## WHAT TO DO
Look through the records and copy each line that has "icon" in it.

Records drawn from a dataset
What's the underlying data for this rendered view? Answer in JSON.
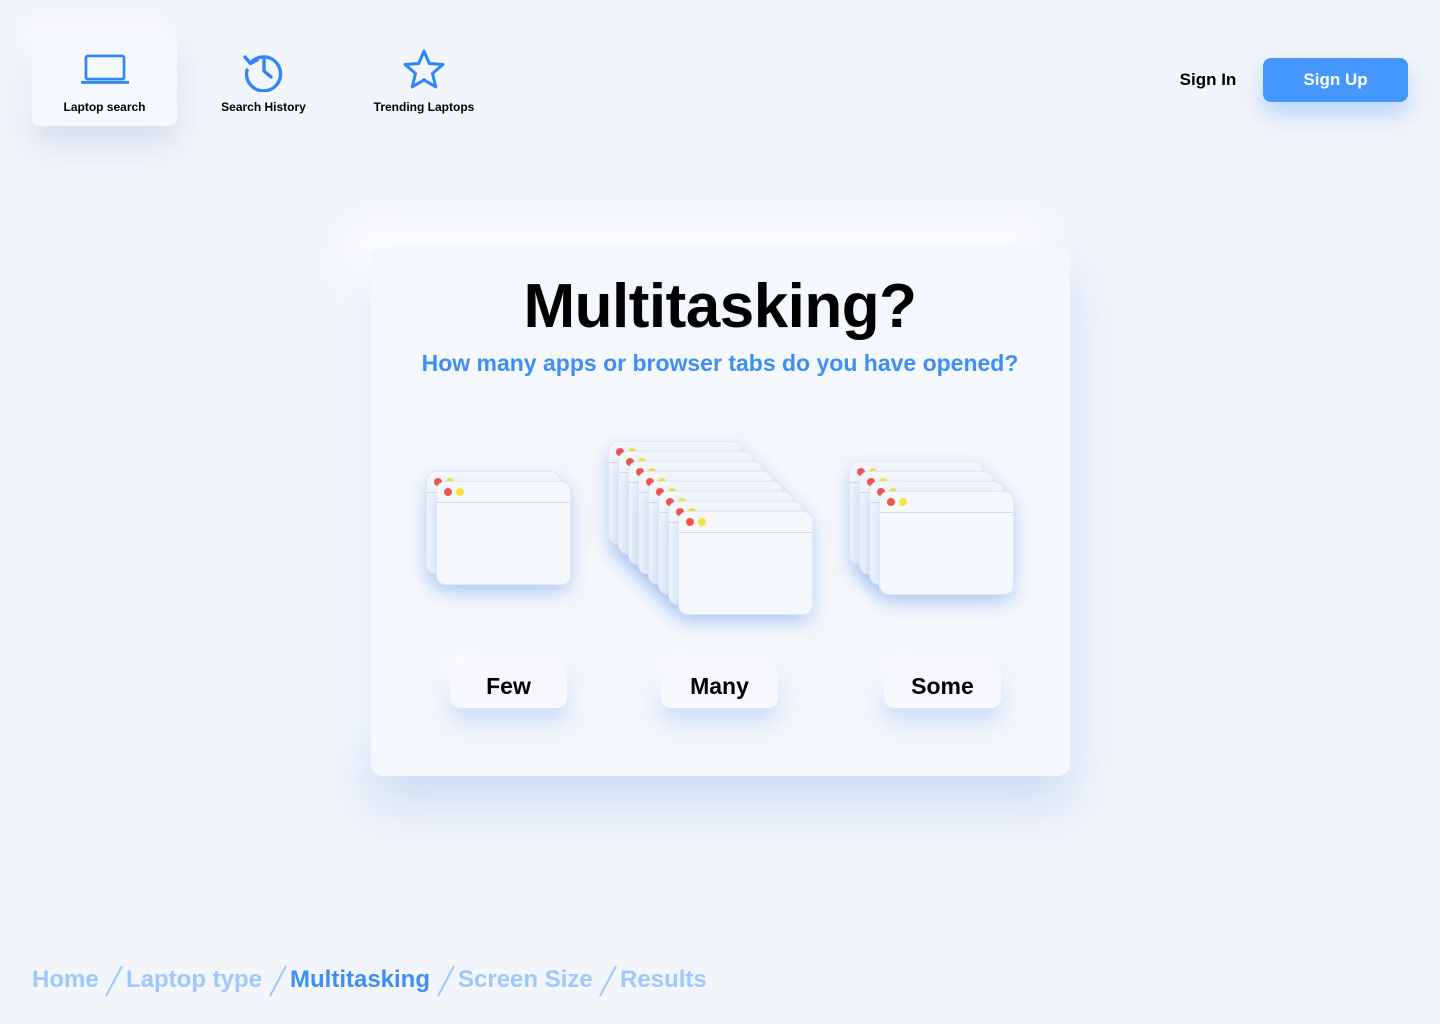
{
  "nav": {
    "items": [
      {
        "label": "Laptop search",
        "icon": "laptop-icon",
        "active": true
      },
      {
        "label": "Search History",
        "icon": "history-icon",
        "active": false
      },
      {
        "label": "Trending Laptops",
        "icon": "star-icon",
        "active": false
      }
    ],
    "sign_in": "Sign In",
    "sign_up": "Sign Up"
  },
  "question": {
    "title": "Multitasking?",
    "subtitle": "How many apps or browser tabs do you have opened?"
  },
  "options": [
    {
      "label": "Few",
      "window_count": 2
    },
    {
      "label": "Many",
      "window_count": 8
    },
    {
      "label": "Some",
      "window_count": 4
    }
  ],
  "breadcrumb": {
    "items": [
      "Home",
      "Laptop type",
      "Multitasking",
      "Screen Size",
      "Results"
    ],
    "current": "Multitasking"
  },
  "colors": {
    "accent": "#4597fb",
    "accent_text": "#3f8ff2",
    "breadcrumb_inactive": "#9fc8fb",
    "background": "#f2f5fa",
    "window_close_dot": "#f0564a",
    "window_minimize_dot": "#f7e33d"
  }
}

## YOUR SOLUTION
        "icon": "laptop-icon",
        "icon": "history-icon",
        "icon": "star-icon",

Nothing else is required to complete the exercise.